-- AIM OF THE EXERCISE --
Could you copy out all the lines in the material below where the word "Original" occurs?

-- MATERIAL SHOWN --
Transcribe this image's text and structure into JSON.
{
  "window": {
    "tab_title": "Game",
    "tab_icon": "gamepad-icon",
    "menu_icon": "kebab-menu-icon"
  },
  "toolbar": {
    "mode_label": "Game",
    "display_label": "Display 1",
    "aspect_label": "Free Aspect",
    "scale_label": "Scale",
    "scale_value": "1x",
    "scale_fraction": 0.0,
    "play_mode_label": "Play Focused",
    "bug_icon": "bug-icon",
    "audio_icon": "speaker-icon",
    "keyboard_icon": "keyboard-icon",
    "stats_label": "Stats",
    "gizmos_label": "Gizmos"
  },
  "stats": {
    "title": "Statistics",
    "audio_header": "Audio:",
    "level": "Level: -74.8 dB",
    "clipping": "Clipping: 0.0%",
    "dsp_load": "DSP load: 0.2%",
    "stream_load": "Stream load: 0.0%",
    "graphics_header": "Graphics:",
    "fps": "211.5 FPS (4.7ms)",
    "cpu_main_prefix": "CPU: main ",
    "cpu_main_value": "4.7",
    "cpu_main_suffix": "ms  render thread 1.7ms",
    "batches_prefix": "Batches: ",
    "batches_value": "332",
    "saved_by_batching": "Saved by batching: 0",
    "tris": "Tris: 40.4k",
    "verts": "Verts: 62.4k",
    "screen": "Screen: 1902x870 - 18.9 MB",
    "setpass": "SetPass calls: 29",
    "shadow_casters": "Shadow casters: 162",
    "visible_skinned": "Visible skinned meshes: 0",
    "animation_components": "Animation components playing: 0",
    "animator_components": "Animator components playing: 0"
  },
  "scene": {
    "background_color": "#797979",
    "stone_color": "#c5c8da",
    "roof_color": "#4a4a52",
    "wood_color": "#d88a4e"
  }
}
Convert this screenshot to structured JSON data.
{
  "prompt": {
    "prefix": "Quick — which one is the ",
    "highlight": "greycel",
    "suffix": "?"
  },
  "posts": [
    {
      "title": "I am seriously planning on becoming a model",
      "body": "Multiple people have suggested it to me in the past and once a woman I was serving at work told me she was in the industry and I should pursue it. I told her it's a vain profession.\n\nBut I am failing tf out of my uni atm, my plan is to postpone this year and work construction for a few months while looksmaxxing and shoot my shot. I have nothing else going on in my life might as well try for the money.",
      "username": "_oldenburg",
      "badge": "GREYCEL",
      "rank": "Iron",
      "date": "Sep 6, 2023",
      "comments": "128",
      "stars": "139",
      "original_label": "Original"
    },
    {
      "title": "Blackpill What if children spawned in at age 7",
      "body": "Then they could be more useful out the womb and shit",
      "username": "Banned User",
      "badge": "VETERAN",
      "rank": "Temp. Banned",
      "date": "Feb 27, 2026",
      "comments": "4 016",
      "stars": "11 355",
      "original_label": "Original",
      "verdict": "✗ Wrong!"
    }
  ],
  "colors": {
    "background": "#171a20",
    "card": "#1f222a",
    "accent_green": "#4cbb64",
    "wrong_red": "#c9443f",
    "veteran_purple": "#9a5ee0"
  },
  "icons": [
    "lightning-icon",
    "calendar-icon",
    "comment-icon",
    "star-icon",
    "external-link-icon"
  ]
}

-- THE COMPLETED TASK --
      "original_label": "Original"
      "original_label": "Original",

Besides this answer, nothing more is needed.